◆ **TASK INSTRUCTIONS**: Set the records down once more so that they match the source word for word.

━━━ TASK INPUTS ━━━

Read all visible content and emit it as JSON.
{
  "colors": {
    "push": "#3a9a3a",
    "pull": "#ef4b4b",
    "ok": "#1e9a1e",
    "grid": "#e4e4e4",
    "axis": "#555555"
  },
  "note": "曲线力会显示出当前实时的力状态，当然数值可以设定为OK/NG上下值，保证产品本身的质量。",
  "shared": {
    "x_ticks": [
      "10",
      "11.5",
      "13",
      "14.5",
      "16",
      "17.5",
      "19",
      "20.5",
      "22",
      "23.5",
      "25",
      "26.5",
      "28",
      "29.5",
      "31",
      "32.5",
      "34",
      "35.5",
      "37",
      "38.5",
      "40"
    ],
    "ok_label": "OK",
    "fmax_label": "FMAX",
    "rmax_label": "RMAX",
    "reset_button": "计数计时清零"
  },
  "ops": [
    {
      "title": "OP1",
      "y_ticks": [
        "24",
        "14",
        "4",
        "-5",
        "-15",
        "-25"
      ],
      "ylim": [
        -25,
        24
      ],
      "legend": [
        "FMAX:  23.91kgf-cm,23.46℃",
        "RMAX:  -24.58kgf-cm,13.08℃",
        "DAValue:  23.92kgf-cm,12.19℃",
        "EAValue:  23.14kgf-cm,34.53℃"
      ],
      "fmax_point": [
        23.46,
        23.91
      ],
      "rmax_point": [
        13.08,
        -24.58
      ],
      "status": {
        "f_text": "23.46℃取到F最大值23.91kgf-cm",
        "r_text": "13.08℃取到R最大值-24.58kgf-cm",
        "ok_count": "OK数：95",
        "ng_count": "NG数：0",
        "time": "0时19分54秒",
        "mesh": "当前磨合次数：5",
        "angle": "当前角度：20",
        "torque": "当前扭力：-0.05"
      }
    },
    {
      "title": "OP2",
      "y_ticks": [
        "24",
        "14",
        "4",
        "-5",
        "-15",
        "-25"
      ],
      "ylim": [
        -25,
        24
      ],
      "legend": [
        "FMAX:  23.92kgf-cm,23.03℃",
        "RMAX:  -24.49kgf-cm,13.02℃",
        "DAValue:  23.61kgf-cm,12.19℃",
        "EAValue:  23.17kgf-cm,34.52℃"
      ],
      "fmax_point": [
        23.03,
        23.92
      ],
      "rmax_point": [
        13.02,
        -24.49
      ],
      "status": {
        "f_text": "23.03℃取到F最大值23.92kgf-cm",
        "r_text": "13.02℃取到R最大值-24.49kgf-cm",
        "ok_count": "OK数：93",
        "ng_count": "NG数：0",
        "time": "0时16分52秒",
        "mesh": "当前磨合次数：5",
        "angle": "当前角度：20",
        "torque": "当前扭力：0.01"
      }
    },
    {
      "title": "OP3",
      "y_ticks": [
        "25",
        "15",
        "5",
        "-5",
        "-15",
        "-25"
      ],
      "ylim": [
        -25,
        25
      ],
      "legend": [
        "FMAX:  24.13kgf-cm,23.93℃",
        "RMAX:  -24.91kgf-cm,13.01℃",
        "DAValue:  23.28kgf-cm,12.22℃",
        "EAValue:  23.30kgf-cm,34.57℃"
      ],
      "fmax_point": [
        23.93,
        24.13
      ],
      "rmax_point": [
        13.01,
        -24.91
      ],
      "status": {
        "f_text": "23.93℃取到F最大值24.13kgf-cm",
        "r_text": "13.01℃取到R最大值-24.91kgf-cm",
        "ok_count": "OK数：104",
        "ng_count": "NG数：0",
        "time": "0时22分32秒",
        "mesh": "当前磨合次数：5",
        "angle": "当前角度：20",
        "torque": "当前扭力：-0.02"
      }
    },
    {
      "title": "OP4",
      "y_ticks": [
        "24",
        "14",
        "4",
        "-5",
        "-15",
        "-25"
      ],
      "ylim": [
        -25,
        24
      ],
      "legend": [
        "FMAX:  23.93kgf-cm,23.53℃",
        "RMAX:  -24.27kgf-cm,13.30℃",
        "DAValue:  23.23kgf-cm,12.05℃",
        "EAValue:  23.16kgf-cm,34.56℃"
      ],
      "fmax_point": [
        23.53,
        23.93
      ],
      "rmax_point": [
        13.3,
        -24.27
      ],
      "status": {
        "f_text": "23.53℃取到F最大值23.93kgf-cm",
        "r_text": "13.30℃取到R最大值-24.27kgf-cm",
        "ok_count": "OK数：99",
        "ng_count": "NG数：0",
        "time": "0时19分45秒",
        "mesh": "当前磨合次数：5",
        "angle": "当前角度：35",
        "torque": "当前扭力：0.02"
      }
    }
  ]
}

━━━

◆ **SOLUTION FOR THIS PROBLEM**:
Read all visible content and emit it as JSON.
{
  "colors": {
    "push": "#3a9a3a",
    "pull": "#ef4b4b",
    "ok": "#1e9a1e",
    "grid": "#e4e4e4",
    "axis": "#555555"
  },
  "note": "曲线力会显示出当前实时的力状态，当然数值可以设定为OK/NG上下值，保证产品本身的质量。",
  "shared": {
    "x_ticks": [
      "10",
      "11.5",
      "13",
      "14.5",
      "16",
      "17.5",
      "19",
      "20.5",
      "22",
      "23.5",
      "25",
      "26.5",
      "28",
      "29.5",
      "31",
      "32.5",
      "34",
      "35.5",
      "37",
      "38.5",
      "40"
    ],
    "ok_label": "OK",
    "fmax_label": "FMAX",
    "rmax_label": "RMAX",
    "reset_button": "计数计时清零"
  },
  "ops": [
    {
      "title": "OP1",
      "y_ticks": [
        "24",
        "14",
        "4",
        "-5",
        "-15",
        "-25"
      ],
      "ylim": [
        -25,
        24
      ],
      "legend": [
        "FMAX:  23.91kgf-cm,23.46℃",
        "RMAX:  -24.58kgf-cm,13.08℃",
        "DAValue:  23.92kgf-cm,12.19℃",
        "EAValue:  23.14kgf-cm,34.53℃"
      ],
      "fmax_point": [
        23.46,
        23.91
      ],
      "rmax_point": [
        13.08,
        -24.58
      ],
      "status": {
        "f_text": "23.46℃取到F最大值23.91kgf-cm",
        "r_text": "13.08℃取到R最大值-24.58kgf-cm",
        "ok_count": "OK数：95",
        "ng_count": "NG数：0",
        "time": "0时19分54秒",
        "mesh": "当前磨合次数：5",
        "angle": "当前角度：20",
        "torque": "当前扭力：-0.05"
      }
    },
    {
      "title": "OP2",
      "y_ticks": [
        "24",
        "14",
        "4",
        "-5",
        "-15",
        "-25"
      ],
      "ylim": [
        -25,
        24
      ],
      "legend": [
        "FMAX:  23.92kgf-cm,23.03℃",
        "RMAX:  -24.49kgf-cm,13.02℃",
        "DAValue:  23.61kgf-cm,12.19℃",
        "EAValue:  23.17kgf-cm,34.52℃"
      ],
      "fmax_point": [
        23.03,
        23.92
      ],
      "rmax_point": [
        13.02,
        -24.49
      ],
      "status": {
        "f_text": "23.03℃取到F最大值23.92kgf-cm",
        "r_text": "13.02℃取到R最大值-24.49kgf-cm",
        "ok_count": "OK数：93",
        "ng_count": "NG数：0",
        "time": "0时16分52秒",
        "mesh": "当前磨合次数：5",
        "angle": "当前角度：20",
        "torque": "当前扭力：0.01"
      }
    },
    {
      "title": "OP3",
      "y_ticks": [
        "25",
        "15",
        "5",
        "-5",
        "-15",
        "-25"
      ],
      "ylim": [
        -25,
        25
      ],
      "legend": [
        "FMAX:  24.13kgf-cm,23.93℃",
        "RMAX:  -24.91kgf-cm,13.01℃",
        "DAValue:  23.28kgf-cm,12.22℃",
        "EAValue:  23.30kgf-cm,34.57℃"
      ],
      "fmax_point": [
        23.93,
        24.13
      ],
      "rmax_point": [
        13.01,
        -24.91
      ],
      "status": {
        "f_text": "23.93℃取到F最大值24.13kgf-cm",
        "r_text": "13.01℃取到R最大值-24.91kgf-cm",
        "ok_count": "OK数：104",
        "ng_count": "NG数：0",
        "time": "0时22分32秒",
        "mesh": "当前磨合次数：5",
        "angle": "当前角度：20",
        "torque": "当前扭力：-0.02"
      }
    },
    {
      "title": "OP4",
      "y_ticks": [
        "24",
        "14",
        "4",
        "-5",
        "-15",
        "-25"
      ],
      "ylim": [
        -25,
        24
      ],
      "legend": [
        "FMAX:  23.93kgf-cm,23.53℃",
        "RMAX:  -24.27kgf-cm,13.30℃",
        "DAValue:  23.23kgf-cm,12.05℃",
        "EAValue:  23.16kgf-cm,34.56℃"
      ],
      "fmax_point": [
        23.53,
        23.93
      ],
      "rmax_point": [
        13.3,
        -24.27
      ],
      "status": {
        "f_text": "23.53℃取到F最大值23.93kgf-cm",
        "r_text": "13.30℃取到R最大值-24.27kgf-cm",
        "ok_count": "OK数：99",
        "ng_count": "NG数：0",
        "time": "0时19分45秒",
        "mesh": "当前磨合次数：5",
        "angle": "当前角度：35",
        "torque": "当前扭力：0.02"
      }
    }
  ]
}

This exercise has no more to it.